*** Opening of Information ***
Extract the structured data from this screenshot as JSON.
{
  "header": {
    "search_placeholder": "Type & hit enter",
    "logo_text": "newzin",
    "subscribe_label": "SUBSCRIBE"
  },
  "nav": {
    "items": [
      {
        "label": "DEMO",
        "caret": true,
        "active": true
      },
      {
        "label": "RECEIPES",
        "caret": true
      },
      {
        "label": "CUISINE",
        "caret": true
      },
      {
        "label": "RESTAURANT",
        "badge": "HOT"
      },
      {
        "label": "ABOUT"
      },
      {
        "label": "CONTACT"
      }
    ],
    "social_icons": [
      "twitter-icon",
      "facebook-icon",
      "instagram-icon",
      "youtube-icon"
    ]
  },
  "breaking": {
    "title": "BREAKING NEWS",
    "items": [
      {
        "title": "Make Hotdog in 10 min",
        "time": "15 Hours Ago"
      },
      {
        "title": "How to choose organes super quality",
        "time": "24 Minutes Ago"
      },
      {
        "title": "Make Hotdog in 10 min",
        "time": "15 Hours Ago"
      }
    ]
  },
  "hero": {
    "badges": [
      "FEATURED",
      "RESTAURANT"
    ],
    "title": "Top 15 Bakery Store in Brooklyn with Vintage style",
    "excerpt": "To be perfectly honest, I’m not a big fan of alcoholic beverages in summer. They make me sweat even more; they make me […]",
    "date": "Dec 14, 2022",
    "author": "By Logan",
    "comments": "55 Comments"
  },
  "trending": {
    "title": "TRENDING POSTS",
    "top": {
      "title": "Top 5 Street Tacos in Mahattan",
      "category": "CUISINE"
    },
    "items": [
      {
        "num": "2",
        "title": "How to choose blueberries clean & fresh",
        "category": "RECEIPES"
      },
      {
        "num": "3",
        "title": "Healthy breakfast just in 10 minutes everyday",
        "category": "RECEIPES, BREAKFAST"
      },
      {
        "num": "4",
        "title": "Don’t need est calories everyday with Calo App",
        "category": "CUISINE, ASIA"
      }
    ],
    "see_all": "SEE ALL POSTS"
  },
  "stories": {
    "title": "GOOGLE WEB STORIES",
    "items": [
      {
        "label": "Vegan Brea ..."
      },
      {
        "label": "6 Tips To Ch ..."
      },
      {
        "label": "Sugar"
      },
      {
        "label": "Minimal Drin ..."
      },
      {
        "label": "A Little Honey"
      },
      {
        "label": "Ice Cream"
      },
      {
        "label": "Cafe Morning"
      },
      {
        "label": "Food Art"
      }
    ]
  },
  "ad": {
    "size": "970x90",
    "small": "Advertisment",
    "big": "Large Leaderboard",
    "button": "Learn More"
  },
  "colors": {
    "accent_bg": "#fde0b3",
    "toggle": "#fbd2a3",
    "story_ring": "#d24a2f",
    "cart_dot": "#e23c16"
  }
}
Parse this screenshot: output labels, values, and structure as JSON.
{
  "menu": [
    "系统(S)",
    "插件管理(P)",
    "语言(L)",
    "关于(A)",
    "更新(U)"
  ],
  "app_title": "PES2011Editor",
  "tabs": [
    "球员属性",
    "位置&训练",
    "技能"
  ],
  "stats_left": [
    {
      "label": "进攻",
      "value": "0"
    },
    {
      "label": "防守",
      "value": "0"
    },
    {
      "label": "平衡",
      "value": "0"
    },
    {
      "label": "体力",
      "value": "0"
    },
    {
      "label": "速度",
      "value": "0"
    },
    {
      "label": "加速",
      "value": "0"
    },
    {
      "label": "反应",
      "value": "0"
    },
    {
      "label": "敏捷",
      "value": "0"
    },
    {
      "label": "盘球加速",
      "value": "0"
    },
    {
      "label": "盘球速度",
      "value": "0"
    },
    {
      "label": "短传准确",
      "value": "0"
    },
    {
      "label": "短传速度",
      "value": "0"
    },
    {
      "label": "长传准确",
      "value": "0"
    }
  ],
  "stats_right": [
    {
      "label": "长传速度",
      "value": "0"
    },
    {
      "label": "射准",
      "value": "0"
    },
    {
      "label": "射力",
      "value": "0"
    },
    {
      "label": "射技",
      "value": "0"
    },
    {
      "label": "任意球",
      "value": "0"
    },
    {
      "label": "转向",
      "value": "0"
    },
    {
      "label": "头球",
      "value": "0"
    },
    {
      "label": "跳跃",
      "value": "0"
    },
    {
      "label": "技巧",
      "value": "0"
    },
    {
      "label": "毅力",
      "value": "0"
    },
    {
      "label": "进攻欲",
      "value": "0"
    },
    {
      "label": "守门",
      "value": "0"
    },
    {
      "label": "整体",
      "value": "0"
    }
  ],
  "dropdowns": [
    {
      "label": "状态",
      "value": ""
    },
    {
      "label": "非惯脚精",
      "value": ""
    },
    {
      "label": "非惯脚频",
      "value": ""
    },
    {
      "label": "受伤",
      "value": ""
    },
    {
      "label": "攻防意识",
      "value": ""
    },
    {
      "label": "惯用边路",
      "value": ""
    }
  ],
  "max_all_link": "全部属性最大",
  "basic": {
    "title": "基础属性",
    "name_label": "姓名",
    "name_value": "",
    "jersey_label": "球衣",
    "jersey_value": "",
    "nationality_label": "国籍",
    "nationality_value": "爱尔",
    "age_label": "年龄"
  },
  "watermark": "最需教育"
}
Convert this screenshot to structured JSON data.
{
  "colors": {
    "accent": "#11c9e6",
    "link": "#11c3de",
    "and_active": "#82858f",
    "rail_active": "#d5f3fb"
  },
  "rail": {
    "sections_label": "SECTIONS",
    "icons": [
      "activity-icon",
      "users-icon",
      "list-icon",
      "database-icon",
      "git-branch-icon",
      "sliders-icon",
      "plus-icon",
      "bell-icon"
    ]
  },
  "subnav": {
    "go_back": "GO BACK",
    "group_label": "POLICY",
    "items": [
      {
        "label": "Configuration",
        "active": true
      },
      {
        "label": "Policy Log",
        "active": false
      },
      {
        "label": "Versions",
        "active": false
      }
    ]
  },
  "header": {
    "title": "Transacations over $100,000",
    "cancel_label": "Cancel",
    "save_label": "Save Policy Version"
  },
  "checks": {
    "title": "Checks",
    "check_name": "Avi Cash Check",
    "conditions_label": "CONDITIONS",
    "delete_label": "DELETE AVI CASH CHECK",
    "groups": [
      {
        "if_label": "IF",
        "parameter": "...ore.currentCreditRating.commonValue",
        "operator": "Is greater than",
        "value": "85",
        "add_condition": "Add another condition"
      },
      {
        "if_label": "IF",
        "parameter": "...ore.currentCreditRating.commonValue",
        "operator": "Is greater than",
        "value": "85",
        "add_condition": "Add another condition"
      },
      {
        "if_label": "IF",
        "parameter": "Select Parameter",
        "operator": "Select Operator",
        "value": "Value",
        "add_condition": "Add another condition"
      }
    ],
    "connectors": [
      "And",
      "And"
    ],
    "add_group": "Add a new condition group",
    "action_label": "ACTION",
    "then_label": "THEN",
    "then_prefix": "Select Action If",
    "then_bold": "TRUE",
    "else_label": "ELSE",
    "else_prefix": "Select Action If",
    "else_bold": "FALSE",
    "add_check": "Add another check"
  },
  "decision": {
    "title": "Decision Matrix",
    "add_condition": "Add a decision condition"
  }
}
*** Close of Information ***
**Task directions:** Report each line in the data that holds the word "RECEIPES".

**Solution for this task:**
        "label": "RECEIPES",
        "category": "RECEIPES"
        "category": "RECEIPES, BREAKFAST"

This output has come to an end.